Thursday, June 10, 2010

Thank You For Not Smoking

Over the years, I have tried many times to quit smoking. I have tried cutting down, Zyban, the Nicoderm patch, Nicorettes – all to no avail.

I have found a much more effective way to quit smoking.

It was recently discovered, quite by accident, that I have an aneurysm in the abdominal aorta. My vascular surgeon sat with me and explained smoking has caused the aneurysm and continued smoking will further weaken the artery walls, it will burst and I will bleed to death - he then pulled his chair closer, looked me directly in the eyes and said, “So, quit or die.”

I quit, cold turkey, over a week ago and will never smoke again.

At this point, the risk of a rupture is minimal (11%). I am being monitored regularly and if the risk increases, surgery will be performed.

Thank you to a medical professional who had the balls to be brutally honest.

In all of my years as a professional in the addictions field, I was rarely that forthright. I usually tried to soften probable outcomes and/or consequences. If my doctor had framed the situation with “possibilities,” “maybe’s” and “probabilities” rather than with stark certainties, I might not have been so quick to quit smoking and then I would surely die – sooner rather than later.

This has been a good thing. I am getting healthier, I am saving kazillions of money, my house has never been so clean, and my darling daughter who worries too much can stop.

PS: My husband, who smoked more than I did, also quit and we are both doing great!

13 comments:

  1. Well done to you. I'm sure your kids are very relieved. I hope you reap many benefits from quitting this dangerous habit.

    ReplyDelete
  2. Good for you. Quitting smoking is one of the hardest things to do. I had a beloved teacher that quit smoking after a heart attack.

    We were hanging out together 10 years later and he started pretending to smoke his french fry.

    However he never touched a cigarette again after quitting.

    ReplyDelete
  3. That's one great doctor you've got there. And congratulations on quitting. I've seen what hell it can be to both continue and to quit. I'm glad you made a positive choice for your health.

    ReplyDelete
  4. Good for you HBG. I quit 10 years ago in February. Never regretted it for a moment.

    ReplyDelete
  5. Congratulations on quitting!!!! Quite an accomplishment. Julie

    ReplyDelete
  6. Good for you!

    I wish my mother would have done the same. After the Dr. warned her repeatedly that she was killing herself, she didn't listen.

    She didn't listen after being discharged from the hospital following complications from PAD.

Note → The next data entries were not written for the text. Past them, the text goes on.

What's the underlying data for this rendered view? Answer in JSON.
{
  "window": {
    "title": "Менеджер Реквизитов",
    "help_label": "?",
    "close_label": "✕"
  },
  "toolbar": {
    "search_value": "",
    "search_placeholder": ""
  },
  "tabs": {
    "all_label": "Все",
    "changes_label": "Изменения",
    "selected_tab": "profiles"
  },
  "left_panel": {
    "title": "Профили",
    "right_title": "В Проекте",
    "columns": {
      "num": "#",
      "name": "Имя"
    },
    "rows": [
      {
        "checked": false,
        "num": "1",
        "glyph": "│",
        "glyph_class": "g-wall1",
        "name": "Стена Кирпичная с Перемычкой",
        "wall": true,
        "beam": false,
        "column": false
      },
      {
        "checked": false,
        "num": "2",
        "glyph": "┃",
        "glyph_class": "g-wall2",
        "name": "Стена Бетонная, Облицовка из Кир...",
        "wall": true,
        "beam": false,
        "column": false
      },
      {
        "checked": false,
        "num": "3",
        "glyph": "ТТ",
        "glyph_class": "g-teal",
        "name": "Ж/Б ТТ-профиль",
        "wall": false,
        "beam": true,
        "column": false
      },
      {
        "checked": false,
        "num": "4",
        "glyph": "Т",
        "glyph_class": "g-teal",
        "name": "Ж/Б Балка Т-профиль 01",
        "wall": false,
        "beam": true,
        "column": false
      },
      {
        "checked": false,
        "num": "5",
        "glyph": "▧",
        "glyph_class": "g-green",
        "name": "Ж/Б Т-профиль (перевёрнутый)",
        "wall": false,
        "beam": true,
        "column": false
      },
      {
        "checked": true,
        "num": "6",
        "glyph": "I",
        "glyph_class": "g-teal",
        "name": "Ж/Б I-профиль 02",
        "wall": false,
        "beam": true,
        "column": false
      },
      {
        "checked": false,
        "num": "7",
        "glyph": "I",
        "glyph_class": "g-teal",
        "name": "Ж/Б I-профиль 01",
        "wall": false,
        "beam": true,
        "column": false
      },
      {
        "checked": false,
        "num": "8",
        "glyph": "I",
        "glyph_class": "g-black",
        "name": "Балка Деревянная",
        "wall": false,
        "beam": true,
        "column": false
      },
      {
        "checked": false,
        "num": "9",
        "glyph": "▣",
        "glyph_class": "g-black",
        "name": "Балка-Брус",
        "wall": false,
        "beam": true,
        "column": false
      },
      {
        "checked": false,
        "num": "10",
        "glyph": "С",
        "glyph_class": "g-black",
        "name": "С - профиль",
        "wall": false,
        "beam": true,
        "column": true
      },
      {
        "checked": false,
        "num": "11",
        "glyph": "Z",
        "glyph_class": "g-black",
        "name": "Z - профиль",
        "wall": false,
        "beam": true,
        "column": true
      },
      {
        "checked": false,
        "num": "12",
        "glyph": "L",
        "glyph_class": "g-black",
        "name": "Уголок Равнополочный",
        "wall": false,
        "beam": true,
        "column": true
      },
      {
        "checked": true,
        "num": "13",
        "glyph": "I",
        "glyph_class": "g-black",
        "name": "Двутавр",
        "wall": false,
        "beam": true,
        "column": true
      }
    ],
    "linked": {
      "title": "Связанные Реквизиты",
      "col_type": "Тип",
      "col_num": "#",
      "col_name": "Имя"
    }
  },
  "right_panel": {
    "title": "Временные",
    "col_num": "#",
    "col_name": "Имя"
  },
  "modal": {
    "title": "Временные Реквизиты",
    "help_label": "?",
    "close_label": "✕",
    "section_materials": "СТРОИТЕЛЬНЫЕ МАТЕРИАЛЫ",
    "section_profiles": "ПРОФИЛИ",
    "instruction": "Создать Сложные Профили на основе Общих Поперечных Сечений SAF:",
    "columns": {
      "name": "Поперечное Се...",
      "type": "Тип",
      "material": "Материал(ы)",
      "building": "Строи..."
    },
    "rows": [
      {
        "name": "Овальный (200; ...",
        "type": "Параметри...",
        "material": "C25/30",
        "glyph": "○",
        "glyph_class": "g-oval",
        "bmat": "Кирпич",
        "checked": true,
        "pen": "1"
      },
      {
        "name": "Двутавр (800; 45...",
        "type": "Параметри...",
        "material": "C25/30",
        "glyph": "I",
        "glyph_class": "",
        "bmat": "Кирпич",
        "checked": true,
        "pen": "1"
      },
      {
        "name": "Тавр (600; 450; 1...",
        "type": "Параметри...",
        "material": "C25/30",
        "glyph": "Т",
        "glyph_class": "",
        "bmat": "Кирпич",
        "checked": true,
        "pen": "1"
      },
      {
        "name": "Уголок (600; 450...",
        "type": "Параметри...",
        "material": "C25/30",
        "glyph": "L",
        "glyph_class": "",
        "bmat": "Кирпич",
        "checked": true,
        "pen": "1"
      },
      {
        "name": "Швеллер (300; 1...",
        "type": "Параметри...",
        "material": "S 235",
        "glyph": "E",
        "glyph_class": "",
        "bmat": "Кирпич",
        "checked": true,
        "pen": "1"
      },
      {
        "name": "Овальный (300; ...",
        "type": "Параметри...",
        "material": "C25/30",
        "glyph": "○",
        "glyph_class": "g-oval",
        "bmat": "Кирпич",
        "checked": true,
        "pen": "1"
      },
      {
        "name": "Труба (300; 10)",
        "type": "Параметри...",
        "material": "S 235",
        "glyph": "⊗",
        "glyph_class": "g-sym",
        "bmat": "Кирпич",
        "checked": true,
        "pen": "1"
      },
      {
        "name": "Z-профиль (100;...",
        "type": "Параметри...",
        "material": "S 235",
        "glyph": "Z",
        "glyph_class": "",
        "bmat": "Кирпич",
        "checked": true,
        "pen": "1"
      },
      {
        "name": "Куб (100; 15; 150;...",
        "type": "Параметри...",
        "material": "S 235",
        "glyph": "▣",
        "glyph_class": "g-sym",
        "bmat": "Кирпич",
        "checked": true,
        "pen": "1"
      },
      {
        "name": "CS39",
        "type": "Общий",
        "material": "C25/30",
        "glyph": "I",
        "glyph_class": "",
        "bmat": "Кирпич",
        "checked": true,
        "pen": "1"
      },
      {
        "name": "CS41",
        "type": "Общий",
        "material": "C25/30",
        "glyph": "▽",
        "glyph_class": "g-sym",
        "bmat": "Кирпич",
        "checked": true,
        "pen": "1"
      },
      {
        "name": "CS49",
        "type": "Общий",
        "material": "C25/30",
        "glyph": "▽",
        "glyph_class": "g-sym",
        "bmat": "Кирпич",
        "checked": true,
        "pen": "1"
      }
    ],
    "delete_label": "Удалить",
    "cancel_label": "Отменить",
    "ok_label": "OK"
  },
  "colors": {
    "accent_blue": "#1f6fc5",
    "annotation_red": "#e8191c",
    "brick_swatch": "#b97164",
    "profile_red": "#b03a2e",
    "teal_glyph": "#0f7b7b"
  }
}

    As a matter of fact she went home and smoked while wearing a nicotine patch. A week later (a year ago this month) she died following a massive stroke.

    RIP Mom

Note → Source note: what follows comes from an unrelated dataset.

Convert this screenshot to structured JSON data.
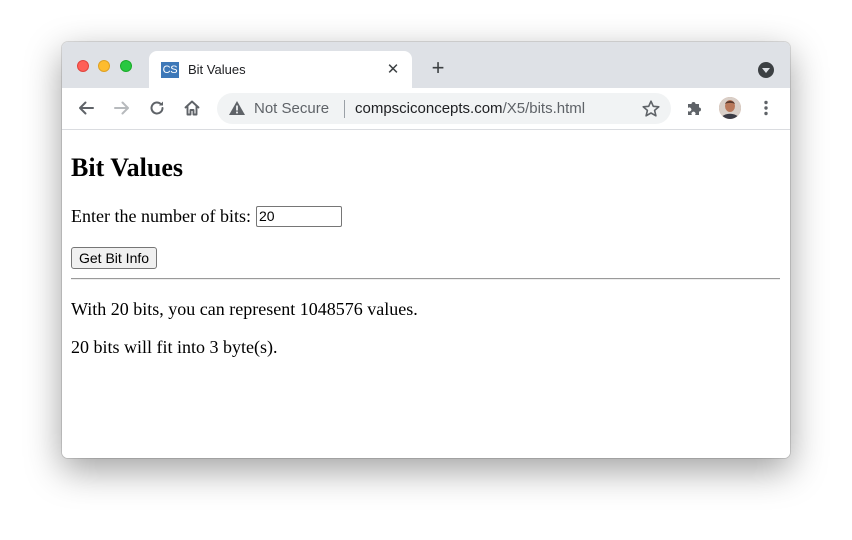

    ReplyDelete
  7. Those triple A's are not to be trifled with! I'm glad you stopped smoking and wish you health and happiness!

    ReplyDelete
  8. ahhhh I am so trying to quit. I have a new grandson and I just cannot keep smoking, but so hard to quit. My dad died last Dec. of lung cancer and do you think I quit? NO!!! I plan on quitting on father's day. I need to reread your blog over and over and over. Any other suggestions would be appreciated!!!! Good job, Grandma!

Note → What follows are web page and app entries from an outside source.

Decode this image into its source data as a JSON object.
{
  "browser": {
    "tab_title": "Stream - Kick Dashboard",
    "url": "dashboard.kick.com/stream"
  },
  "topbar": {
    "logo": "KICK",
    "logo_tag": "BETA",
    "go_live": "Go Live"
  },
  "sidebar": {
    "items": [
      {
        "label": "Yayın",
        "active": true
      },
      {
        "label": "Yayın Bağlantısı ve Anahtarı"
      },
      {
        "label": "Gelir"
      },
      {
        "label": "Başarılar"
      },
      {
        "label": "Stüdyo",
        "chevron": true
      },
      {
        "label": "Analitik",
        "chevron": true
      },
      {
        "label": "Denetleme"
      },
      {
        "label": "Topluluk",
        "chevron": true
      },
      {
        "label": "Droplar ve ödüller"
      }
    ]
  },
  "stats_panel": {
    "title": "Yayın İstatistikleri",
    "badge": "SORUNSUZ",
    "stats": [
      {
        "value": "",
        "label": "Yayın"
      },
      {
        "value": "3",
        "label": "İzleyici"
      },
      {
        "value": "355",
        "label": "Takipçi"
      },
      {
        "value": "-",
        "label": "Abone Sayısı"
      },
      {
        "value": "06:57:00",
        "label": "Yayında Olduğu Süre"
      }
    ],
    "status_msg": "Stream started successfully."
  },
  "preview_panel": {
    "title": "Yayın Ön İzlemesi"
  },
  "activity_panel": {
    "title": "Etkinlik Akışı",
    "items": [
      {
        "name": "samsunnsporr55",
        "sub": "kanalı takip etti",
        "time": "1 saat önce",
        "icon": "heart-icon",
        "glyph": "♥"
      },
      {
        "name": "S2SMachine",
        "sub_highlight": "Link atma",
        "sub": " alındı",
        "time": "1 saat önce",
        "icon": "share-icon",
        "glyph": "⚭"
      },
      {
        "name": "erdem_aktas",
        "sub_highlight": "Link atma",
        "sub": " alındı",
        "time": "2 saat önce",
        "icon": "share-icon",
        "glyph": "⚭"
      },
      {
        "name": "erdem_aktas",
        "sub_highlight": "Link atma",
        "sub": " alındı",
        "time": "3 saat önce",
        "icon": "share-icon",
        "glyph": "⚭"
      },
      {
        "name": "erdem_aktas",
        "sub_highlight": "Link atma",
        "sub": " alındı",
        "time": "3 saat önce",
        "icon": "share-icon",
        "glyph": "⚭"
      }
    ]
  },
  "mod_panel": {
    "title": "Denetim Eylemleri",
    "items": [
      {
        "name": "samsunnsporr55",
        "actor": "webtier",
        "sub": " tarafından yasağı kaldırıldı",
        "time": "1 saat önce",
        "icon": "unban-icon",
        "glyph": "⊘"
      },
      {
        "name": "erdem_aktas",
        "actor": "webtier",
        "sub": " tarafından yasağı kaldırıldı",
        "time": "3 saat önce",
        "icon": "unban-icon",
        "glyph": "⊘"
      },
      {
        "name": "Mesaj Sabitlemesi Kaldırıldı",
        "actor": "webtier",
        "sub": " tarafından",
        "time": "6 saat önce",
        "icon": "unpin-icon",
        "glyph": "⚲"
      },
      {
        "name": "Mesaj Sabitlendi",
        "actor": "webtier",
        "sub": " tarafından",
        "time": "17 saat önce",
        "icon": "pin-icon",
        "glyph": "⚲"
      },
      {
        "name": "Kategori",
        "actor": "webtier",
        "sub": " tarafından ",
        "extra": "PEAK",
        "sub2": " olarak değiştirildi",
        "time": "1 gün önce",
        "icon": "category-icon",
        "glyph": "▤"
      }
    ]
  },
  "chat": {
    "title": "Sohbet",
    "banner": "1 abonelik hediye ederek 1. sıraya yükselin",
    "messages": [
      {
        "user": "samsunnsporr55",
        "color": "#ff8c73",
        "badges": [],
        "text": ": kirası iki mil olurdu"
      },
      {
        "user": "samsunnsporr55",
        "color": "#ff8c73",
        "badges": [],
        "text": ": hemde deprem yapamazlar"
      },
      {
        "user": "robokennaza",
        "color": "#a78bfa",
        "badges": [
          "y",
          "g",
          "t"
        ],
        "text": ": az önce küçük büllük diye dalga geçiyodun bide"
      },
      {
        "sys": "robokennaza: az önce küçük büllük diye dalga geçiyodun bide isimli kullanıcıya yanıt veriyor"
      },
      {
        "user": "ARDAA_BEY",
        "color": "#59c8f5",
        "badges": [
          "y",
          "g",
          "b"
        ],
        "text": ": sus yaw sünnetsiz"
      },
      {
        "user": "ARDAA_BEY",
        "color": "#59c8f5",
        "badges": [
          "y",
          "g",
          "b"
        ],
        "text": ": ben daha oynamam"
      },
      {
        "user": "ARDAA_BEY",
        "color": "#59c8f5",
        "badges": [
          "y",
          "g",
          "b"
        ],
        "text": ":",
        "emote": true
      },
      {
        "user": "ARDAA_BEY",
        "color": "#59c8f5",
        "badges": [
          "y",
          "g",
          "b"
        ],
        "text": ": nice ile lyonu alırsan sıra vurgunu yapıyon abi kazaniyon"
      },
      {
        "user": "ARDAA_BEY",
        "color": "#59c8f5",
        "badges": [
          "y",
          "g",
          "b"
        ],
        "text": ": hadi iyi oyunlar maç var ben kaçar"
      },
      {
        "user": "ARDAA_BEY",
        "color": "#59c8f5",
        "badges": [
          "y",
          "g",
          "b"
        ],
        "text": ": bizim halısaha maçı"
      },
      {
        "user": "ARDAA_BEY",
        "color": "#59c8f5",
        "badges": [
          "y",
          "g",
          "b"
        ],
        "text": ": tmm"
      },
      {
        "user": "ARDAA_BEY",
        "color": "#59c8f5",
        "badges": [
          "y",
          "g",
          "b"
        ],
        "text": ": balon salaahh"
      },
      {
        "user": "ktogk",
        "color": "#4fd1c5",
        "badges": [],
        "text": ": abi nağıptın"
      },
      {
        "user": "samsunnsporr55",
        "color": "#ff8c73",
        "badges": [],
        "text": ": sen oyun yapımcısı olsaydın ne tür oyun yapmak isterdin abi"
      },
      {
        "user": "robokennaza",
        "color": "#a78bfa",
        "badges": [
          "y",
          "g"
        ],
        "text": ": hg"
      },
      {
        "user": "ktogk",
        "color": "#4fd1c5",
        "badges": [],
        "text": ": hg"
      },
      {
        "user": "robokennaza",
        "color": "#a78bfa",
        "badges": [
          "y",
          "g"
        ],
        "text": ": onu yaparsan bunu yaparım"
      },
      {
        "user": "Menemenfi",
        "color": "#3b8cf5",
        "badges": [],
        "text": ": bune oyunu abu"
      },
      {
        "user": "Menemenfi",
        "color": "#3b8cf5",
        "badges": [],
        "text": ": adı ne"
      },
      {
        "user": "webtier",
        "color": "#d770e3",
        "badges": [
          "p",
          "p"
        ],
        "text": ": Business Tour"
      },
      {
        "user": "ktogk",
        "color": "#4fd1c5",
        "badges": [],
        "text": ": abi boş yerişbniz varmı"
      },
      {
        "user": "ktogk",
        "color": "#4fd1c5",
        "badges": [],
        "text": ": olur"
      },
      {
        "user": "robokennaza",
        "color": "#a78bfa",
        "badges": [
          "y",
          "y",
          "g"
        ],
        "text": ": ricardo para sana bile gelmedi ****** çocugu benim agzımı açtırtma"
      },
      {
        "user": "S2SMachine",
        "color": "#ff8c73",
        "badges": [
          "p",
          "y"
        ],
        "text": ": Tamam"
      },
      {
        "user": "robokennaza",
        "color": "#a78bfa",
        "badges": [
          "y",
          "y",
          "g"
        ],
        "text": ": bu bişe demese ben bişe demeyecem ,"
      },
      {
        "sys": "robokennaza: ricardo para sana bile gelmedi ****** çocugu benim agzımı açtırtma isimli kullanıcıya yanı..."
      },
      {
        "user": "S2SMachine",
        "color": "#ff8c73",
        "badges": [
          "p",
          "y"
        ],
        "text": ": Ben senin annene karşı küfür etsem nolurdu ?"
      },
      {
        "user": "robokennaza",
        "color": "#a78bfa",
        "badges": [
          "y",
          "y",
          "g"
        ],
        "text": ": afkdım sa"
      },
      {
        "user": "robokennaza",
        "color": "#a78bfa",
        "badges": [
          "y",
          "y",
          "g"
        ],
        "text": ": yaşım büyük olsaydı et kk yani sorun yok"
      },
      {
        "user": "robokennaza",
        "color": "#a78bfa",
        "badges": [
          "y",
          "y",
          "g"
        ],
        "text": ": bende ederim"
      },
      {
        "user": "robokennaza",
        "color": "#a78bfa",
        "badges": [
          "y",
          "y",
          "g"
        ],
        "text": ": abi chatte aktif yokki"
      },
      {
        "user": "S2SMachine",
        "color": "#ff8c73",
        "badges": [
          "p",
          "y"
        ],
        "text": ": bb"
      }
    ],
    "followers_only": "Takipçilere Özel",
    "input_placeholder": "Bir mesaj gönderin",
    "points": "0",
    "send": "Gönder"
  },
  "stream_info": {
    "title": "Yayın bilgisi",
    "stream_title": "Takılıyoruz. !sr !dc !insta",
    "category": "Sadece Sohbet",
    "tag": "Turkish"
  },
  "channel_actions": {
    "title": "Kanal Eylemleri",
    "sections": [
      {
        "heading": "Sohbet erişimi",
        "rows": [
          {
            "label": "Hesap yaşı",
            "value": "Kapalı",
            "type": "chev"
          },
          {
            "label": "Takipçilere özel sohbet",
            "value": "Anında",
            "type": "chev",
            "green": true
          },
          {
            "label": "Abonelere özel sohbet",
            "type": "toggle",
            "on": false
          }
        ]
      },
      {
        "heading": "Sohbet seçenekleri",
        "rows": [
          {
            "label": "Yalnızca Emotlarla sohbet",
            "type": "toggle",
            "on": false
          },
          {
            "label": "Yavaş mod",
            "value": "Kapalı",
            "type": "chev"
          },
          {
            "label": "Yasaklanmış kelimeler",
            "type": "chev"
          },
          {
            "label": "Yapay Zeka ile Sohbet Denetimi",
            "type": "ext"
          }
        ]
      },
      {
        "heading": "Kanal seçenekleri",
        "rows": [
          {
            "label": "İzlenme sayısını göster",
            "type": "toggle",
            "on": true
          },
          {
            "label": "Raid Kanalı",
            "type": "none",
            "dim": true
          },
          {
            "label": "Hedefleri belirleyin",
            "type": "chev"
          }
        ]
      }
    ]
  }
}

    ReplyDelete
  9. I am so proud of you. I have probably quit smoking 500 times, for lengths of time varying from a few hours to a little over a year. I have COPD. It is so bad that I can not walk a block without stopping to rest. I'm 67 and otherwise healthy enough (other than the usual aches and pains and stiff joints), my cholesterol is under control, no rumblings of cancer in my lady parts, no osteoporosis.

    I wake up in the morning breathing reasonably well. Then I go out on my balcony and light up (to my credit, sometimes this is an hour or more after I get up) and I can feel my lungs shut down. It is going to kill me. Eventually my lungs will be beyond redemption and then my heart will shut down. I've got to stop. Maybe I'll use you as my inspiration.

    ReplyDelete
  10. PS - Beth, my dad also died of lung cancer.

    ReplyDelete
  11. Congrats! That's so AWESOME. I used to smoke also, and quit everytime I got pregnant, but then would start again after breastfeeding. DUMB I know. I could quit for months and months, then start up agian like nothing. It might not mean much from a perfect stranger, but I'm proud of you. Keep on Keeping on!!

    ReplyDelete
  12. There's not better reason to quit than something that personal. Good luck to you.

    ReplyDelete
  13. Smoking is one of the powerful addictions, which can lead to death. Small percentage of reduction in smoking is beneficial for the health. Even with the well-known heart, blood pressure, and cancer risks can be avoid by quitting smoking as early as possible. Many smokers try to quit smoking but they are so much addicted to it they fails to quit smoking.

    Regards,
    order generic levitra

    ReplyDelete